Much has been made of Elizabeth’s role as a kind of post-imperial monarch, but that is a deeply ambiguous story. While dozens of British colonies in Asia, Africa and the Caribbean gained their independence while Elizabeth was queen, governments in her name waged brutal military campaigns to keep some of those colonies under British rule. What is more, she awarded titles and honors to military commanders who oversaw the use of detention camps, torture and other savage methods of repression. While Elizabeth took recent steps to normalize relations with the Republic of Ireland, she never issued a meaningful apology for British actions there or anywhere else.
Q. Was Elizabeth herself personally popular with the people?
A. Yes, overwhelmingly so. The republican movement to abolish the monarchy remained a fringe movement in British politics during her reign. Of course, all monarchs, especially those who reign a long time, experience ebbs and flows in their popularity. The low point for Elizabeth was after the death of Princess Diana in 1997 and the perception that the royal family’s response was callous and unfeeling.
Q. What kind of protocols will we see in the next few days?
A. The last time a British monarch died was 1952. We have never seen this kind of event in our lifetime and never in our current media environment. There is an elaborate plan, code-named London Bridge, written and rewritten over decades, that choreographs a precise sequence of events surrounding the death of the queen. The style of private notifications and public announcements; the ringing of church bells and the setting out of condolence books; the transportation of the queen’s body; the lying in state; and of course the funeral itself have all been anticipated in detail. When BBC television journalists changed into black suits and ties on Thursday, hours before the death was announced, the plan was already being set into motion.

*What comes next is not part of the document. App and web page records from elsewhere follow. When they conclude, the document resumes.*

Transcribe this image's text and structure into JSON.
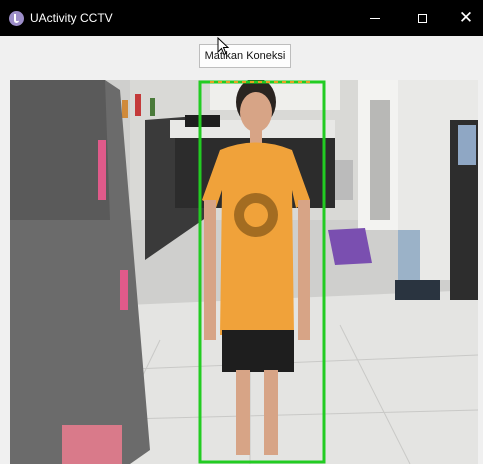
{
  "window": {
    "title": "UActivity CCTV",
    "icon": "app-icon",
    "controls": {
      "minimize_icon": "minimize-icon",
      "maximize_icon": "maximize-icon",
      "close_icon": "close-icon"
    }
  },
  "toolbar": {
    "connect_button_label": "Matikan Koneksi"
  },
  "video": {
    "detection_box_color": "#22cc22"
  }
}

The point of all of this, of course, is to ensure a smooth succession for Charles and maintain an unbroken line of authority for the Windsors. When his mother died, Charles became king in that instant; his status depends on his bloodline, rather than any proclamation or coronation ceremony. But those things will follow anyway as part of the institutional effort to legitimize his authority. What a BBC commentator shortly after the queen’s death called the “invisible, almost imperceptible” passing of the crown from one person to another really is a mystical event in this sense: it only works if people choose to believe it.
Q. What will this mean for the new Prime Minister Liz Truss?
A. In crude political terms, it’s possible that Truss will enjoy a temporary “bounce” by virtue of acting as mourner-in-chief. She and her party are not especially popular at the moment and anything that softens her image could be helpful to them.
But far more decisive for Truss’s political fortunes will be the state of the economy as she attempts to respond to the inflation and energy crises. Once seen as a bedrock of political stability, the United Kingdom has now seen four prime ministers in six years, and the 18% inflation rate projected for next year is likely to deepen the sense of unrest which began with Brexit. The new monarch and the new prime minister alike are inheriting a precarious situation.